Looking Back, Looking Forward
A message of thanks.
A message of thanks.
Looking forward to the new year.
Answering the question of who we are and what we want to be.
Although I’ve spent much of my life in Oklahoma and Texas and am familiar with heat, I am starting to look forward to the brisk and colorful days of a Central New York autumn!
As we anxiously watch the events unfolding in Europe, countless people continue to flee their homes and seek refuge elsewhere. This has happened too often in recent memory, and it touches us all, including students in A&S. I’m writing today to share an interview featuring A&S student Nidaa Aljabbarin ’22 . Nidaa, a biology major and Syrian refugee, was one of three people interviewed recently by National Public Radio (NPR) about what it’s like to be a refugee.
Welcome back to campus! I hope you were able to rest and recharge over the break. There are a lot of new things happening that I’m excited to share, but not before first acknowledging the toll that this relentless pandemic is taking on all of us. Today my message is about hope—not Panglossian hope, but realistic hope that keeps moving toward a faint glimmer at the end of the tunnel.
During this Orange Central reunion weekend, I ask you to reflect on the importance and meaning of our alumni family.
It is my great pleasure to welcome you to a new fall semester and to the campus life we’ve been looking forward to.
Yesterday justice was served. In finding Derek Chauvin guilty of manslaughter, second-degree murder and third-degree murder in the death of George Floyd, the jury sent a clear message that police brutality and systemic racism in law enforcement—and all society—must be punished and eradicated in our country.
Dear A&S students, faculty and staff,
Recently our campus received the results of the Campus Climate Pulse Survey. Led by Dr. Damon Williams of the University of Wisconsin’s Equity & Inclusion Laboratory, the findings conveyed a stark and distressing reality: large numbers of our community feel marginalized, unsupported, and alone.
I can only start this message by saying that my heart goes out to the Asian and Asian American members of our community. As a dean and as a person, I stand with you.
Something I look forward to every spring is the return of the red-tailed hawks to campus. I’m happy to report that SU-Sue and Otto have recently been spotted in their aerie atop Lyman Hall, and that the College is again offering its live feed of the popular pair’s nest.

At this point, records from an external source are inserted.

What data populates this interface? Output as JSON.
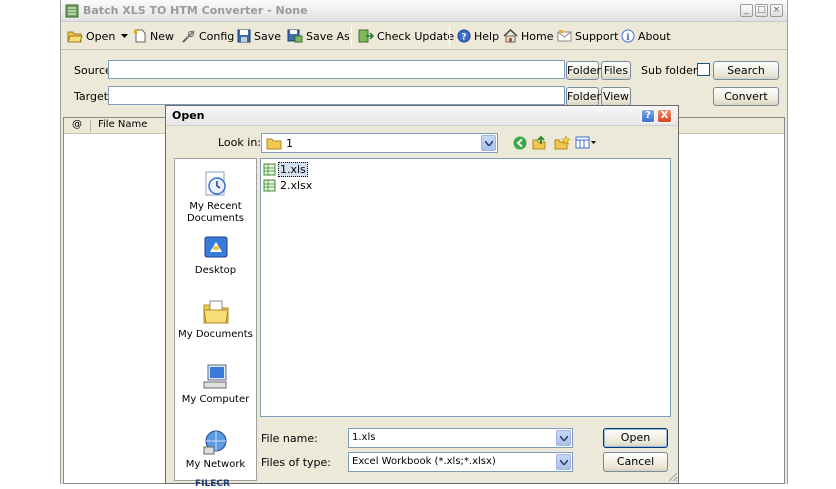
{
  "main": {
    "title": "Batch XLS TO HTM Converter - None",
    "toolbar": {
      "open": "Open",
      "new": "New",
      "config": "Config",
      "save": "Save",
      "save_as": "Save As",
      "check_update": "Check Update",
      "help": "Help",
      "home": "Home",
      "support": "Support",
      "about": "About"
    },
    "source_label": "Source",
    "target_label": "Target",
    "source_value": "",
    "target_value": "",
    "source_folder_btn": "Folder",
    "source_files_btn": "Files",
    "subfolders_label": "Sub folders",
    "search_btn": "Search",
    "target_folder_btn": "Folder",
    "target_view_btn": "View",
    "convert_btn": "Convert",
    "columns": [
      "@",
      "File Name"
    ]
  },
  "dialog": {
    "title": "Open",
    "help_glyph": "?",
    "close_glyph": "X",
    "look_in_label": "Look in:",
    "look_in_value": "1",
    "places": [
      "My Recent Documents",
      "Desktop",
      "My Documents",
      "My Computer",
      "My Network"
    ],
    "files": [
      "1.xls",
      "2.xlsx"
    ],
    "file_name_label": "File name:",
    "file_name_value": "1.xls",
    "files_of_type_label": "Files of type:",
    "files_of_type_value": "Excel Workbook (*.xls;*.xlsx)",
    "open_btn": "Open",
    "cancel_btn": "Cancel",
    "watermark": "FILECR"
  },
  "colors": {
    "window_bg": "#ece9d8",
    "field_border": "#7f9db9",
    "selection": "#316ac5"
  }
}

What a difference a year makes. Last year at this time, the World Health Organization had just announced the emergence of the novel coronavirus, and the U.S. presidential election seemed a far way off.
When I sat down to write this holiday message, I struggled at first. How could I convey hope and gratitude against the backdrop of this year’s unthinkable challenges? How would I find the right words, when so much had been “wrong?”
Although it seems as if COVID demands that we stay in a state of suspended animation, that isn’t really true.
From the swell of the pandemic to the roar of the Black Lives Matter movement, these past six months away from campus have afforded us a precious and historic opportunity to examine our individual vulnerabilities and responsibilities.
Syracuse University unequivocally condemns racism and xenophobia and rejects bigotry, hate and intolerance of any kind.
I write to you to express my frustration and great disappointment about the recent Immigration and Customs Enforcement (ICE) guidance affecting international students.
In his 1972 book No Name in the Street, the late author and activist James Baldwin wrote: “Well, if one really wishes to know how justice is administered in a country, one does not question the policemen, the lawyers, the judges, or the protected members of the middle class. One goes to the unprotected – those, precisely, who need the law’s protection most! – and listens to their testimony.”
As we wind down this unusual semester, I am heartened by the incredible work in A&S that continues in all our departments.
The liberal arts give us timeless resources for coping in the forms of philosophy, literature, science, art, music, religion, and so much more.
As we head into spring break and a period of remote instruction, I want to acknowledge the uncertainty that we collectively face —and offer you some reassurance.
We are grateful that our staff members represent A&S with skill and sensitivity.
We in A&S have the building blocks for change.
You’ve probably heard the expression “context is key.” One of my favorite examples concerns the word undecided.